TASK OBJECTIVE:
Print the records exactly. Miss nothing.

Page and application data records
◆ ◆ ◆ ◆ ◆
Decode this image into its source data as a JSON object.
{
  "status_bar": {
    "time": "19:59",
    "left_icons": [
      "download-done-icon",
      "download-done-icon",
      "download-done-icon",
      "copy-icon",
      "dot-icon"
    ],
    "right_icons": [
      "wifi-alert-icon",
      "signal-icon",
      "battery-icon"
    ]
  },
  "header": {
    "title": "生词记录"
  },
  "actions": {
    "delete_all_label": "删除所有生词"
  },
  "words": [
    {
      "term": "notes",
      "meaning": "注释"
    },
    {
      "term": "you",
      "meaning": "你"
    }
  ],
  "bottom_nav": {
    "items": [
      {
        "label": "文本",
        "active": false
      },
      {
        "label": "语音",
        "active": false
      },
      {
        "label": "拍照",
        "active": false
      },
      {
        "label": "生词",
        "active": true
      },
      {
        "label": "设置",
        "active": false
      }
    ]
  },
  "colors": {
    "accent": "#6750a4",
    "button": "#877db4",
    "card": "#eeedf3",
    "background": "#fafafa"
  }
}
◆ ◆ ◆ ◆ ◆
RESPONSE TO THE TASK:
Decode this image into its source data as a JSON object.
{
  "status_bar": {
    "time": "19:59",
    "left_icons": [
      "download-done-icon",
      "download-done-icon",
      "download-done-icon",
      "copy-icon",
      "dot-icon"
    ],
    "right_icons": [
      "wifi-alert-icon",
      "signal-icon",
      "battery-icon"
    ]
  },
  "header": {
    "title": "生词记录"
  },
  "actions": {
    "delete_all_label": "删除所有生词"
  },
  "words": [
    {
      "term": "notes",
      "meaning": "注释"
    },
    {
      "term": "you",
      "meaning": "你"
    }
  ],
  "bottom_nav": {
    "items": [
      {
        "label": "文本",
        "active": false
      },
      {
        "label": "语音",
        "active": false
      },
      {
        "label": "拍照",
        "active": false
      },
      {
        "label": "生词",
        "active": true
      },
      {
        "label": "设置",
        "active": false
      }
    ]
  },
  "colors": {
    "accent": "#6750a4",
    "button": "#877db4",
    "card": "#eeedf3",
    "background": "#fafafa"
  }
}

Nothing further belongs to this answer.